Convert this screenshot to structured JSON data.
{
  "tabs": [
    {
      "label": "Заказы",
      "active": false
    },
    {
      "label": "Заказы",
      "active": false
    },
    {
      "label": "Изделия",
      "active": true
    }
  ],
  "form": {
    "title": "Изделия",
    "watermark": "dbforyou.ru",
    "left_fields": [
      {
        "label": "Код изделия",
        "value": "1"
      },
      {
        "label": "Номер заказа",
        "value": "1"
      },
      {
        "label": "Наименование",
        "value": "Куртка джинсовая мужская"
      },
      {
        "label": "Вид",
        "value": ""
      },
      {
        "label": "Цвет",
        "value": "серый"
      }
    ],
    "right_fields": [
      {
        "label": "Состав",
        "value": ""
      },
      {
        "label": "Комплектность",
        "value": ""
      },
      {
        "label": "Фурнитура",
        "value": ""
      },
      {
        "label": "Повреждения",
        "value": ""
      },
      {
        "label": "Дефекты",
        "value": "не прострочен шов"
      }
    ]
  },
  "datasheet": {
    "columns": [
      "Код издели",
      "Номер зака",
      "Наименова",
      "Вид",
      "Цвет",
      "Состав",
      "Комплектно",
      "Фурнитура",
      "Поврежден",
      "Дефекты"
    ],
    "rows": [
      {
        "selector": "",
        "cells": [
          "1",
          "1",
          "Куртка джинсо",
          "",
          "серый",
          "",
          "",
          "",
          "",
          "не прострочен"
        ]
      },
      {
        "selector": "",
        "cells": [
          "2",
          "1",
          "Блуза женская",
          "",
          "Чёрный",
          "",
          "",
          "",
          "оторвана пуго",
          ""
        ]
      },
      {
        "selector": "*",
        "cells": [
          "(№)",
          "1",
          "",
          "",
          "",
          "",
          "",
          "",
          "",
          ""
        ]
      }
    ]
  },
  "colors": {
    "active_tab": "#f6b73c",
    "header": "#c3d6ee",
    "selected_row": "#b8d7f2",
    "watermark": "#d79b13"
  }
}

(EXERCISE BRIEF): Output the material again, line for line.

(EXERCISE RESULT):
Convert this screenshot to structured JSON data.
{
  "tabs": [
    {
      "label": "Заказы",
      "active": false
    },
    {
      "label": "Заказы",
      "active": false
    },
    {
      "label": "Изделия",
      "active": true
    }
  ],
  "form": {
    "title": "Изделия",
    "watermark": "dbforyou.ru",
    "left_fields": [
      {
        "label": "Код изделия",
        "value": "1"
      },
      {
        "label": "Номер заказа",
        "value": "1"
      },
      {
        "label": "Наименование",
        "value": "Куртка джинсовая мужская"
      },
      {
        "label": "Вид",
        "value": ""
      },
      {
        "label": "Цвет",
        "value": "серый"
      }
    ],
    "right_fields": [
      {
        "label": "Состав",
        "value": ""
      },
      {
        "label": "Комплектность",
        "value": ""
      },
      {
        "label": "Фурнитура",
        "value": ""
      },
      {
        "label": "Повреждения",
        "value": ""
      },
      {
        "label": "Дефекты",
        "value": "не прострочен шов"
      }
    ]
  },
  "datasheet": {
    "columns": [
      "Код издели",
      "Номер зака",
      "Наименова",
      "Вид",
      "Цвет",
      "Состав",
      "Комплектно",
      "Фурнитура",
      "Поврежден",
      "Дефекты"
    ],
    "rows": [
      {
        "selector": "",
        "cells": [
          "1",
          "1",
          "Куртка джинсо",
          "",
          "серый",
          "",
          "",
          "",
          "",
          "не прострочен"
        ]
      },
      {
        "selector": "",
        "cells": [
          "2",
          "1",
          "Блуза женская",
          "",
          "Чёрный",
          "",
          "",
          "",
          "оторвана пуго",
          ""
        ]
      },
      {
        "selector": "*",
        "cells": [
          "(№)",
          "1",
          "",
          "",
          "",
          "",
          "",
          "",
          "",
          ""
        ]
      }
    ]
  },
  "colors": {
    "active_tab": "#f6b73c",
    "header": "#c3d6ee",
    "selected_row": "#b8d7f2",
    "watermark": "#d79b13"
  }
}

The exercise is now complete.